Public participation is the need of the hour to control the spike in air pollution, a senior official of the environment ministry said on Wednesday.
In her address at the launch of a web repository by Council of Scientific and Industrial Research (CSIR)-National Environmental Engineering Research Institute (NEERI) here, Nidhi Khare, Joint Secretary, Environment Ministry, said collective effort of all stakeholders was needed to combat air pollution.
"The government has taken a number of initiatives to combat air pollution. However, the need of the hour is the collective effort of policy makers, regulators, scientists/academicians and most importantly public participation to control the episodes of high air pollution," Khare said.
Air pollution is being widely debated while Delhi-NCR is enveloped in a thick blanket of smog after Diwali.
In the last few days, while the Delhi government has blamed the neighbouring states for stubble burning, the central government has slammed the city government for politicising the issue.

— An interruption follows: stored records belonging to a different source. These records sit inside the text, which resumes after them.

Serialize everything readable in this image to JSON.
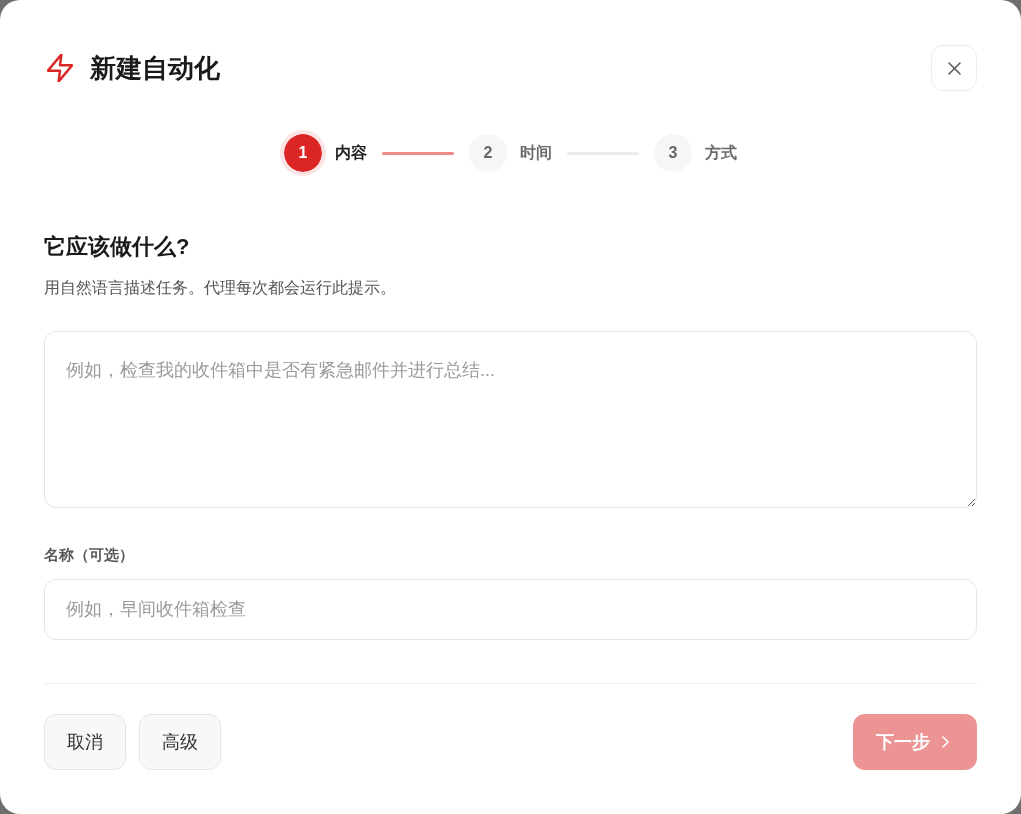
{
  "dialog": {
    "title": "新建自动化"
  },
  "stepper": [
    {
      "number": "1",
      "label": "内容",
      "selected": true
    },
    {
      "number": "2",
      "label": "时间",
      "selected": false
    },
    {
      "number": "3",
      "label": "方式",
      "selected": false
    }
  ],
  "section": {
    "heading": "它应该做什么?",
    "description": "用自然语言描述任务。代理每次都会运行此提示。"
  },
  "prompt_field": {
    "placeholder": "例如，检查我的收件箱中是否有紧急邮件并进行总结..."
  },
  "name_field": {
    "label": "名称（可选）",
    "placeholder": "例如，早间收件箱检查"
  },
  "footer": {
    "buttons": [
      {
        "label": "取消"
      },
      {
        "label": "高级"
      }
    ],
    "next_button": {
      "label": "下一步",
      "disabled": true
    }
  }
}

The CSIR-NEERI launched the Indian air quality Interactive Repository or IndAIR, which has archived approximately 700 scanned materials from pre-internet era (1950-1999), 1,215 research articles, 170 reports and case studies, 100 cases and over 2,000 statues, to provide the history of air pollution research and legislation in the country.
Such a repository on the subject of air pollution is one of the first in the world.
At the launch, chairman of pollution watchdog CPCB, S P S Parihar, said that the website will be a useful platform for the scientific community to share its current work and to exchange ideas.
"While the website would enable us to get insights into reasons for air pollution and efforts that were made to deal with such issues in the past, it is expected that this will also be a useful platform for the scientific community to share its current work and to exchange ideas," Parihar said.
Rakesh Kumar, Director NEERI, said, "Though air pollution is one of the most widely deliberated issues, little is known about it in India as far as the statistics or the history is concerned. The general belief has been that not much is being done to tackle the problem."
"We began IndAIR with the intent to document important milestones in the country and make them available to the public. Our hope is that it will not only help the academicians understand the issue better, but will also enable policy makers to frame legislations that encourage development," Kumar said.
Various institutions like The Energy Resources Institute (TERI), Ministry of Environment, Forest and Climate Change (MoEFCC) and Central Pollution Control Board (CPCB) also partnered on the project with NEERI.
At present, CPCB has about 700 air quality monitoring stations and more than 100 continuous air quality monitoring stations (CAAMS).
(This story has not been edited by Business Standard staff and is auto-generated from a syndicated feed.)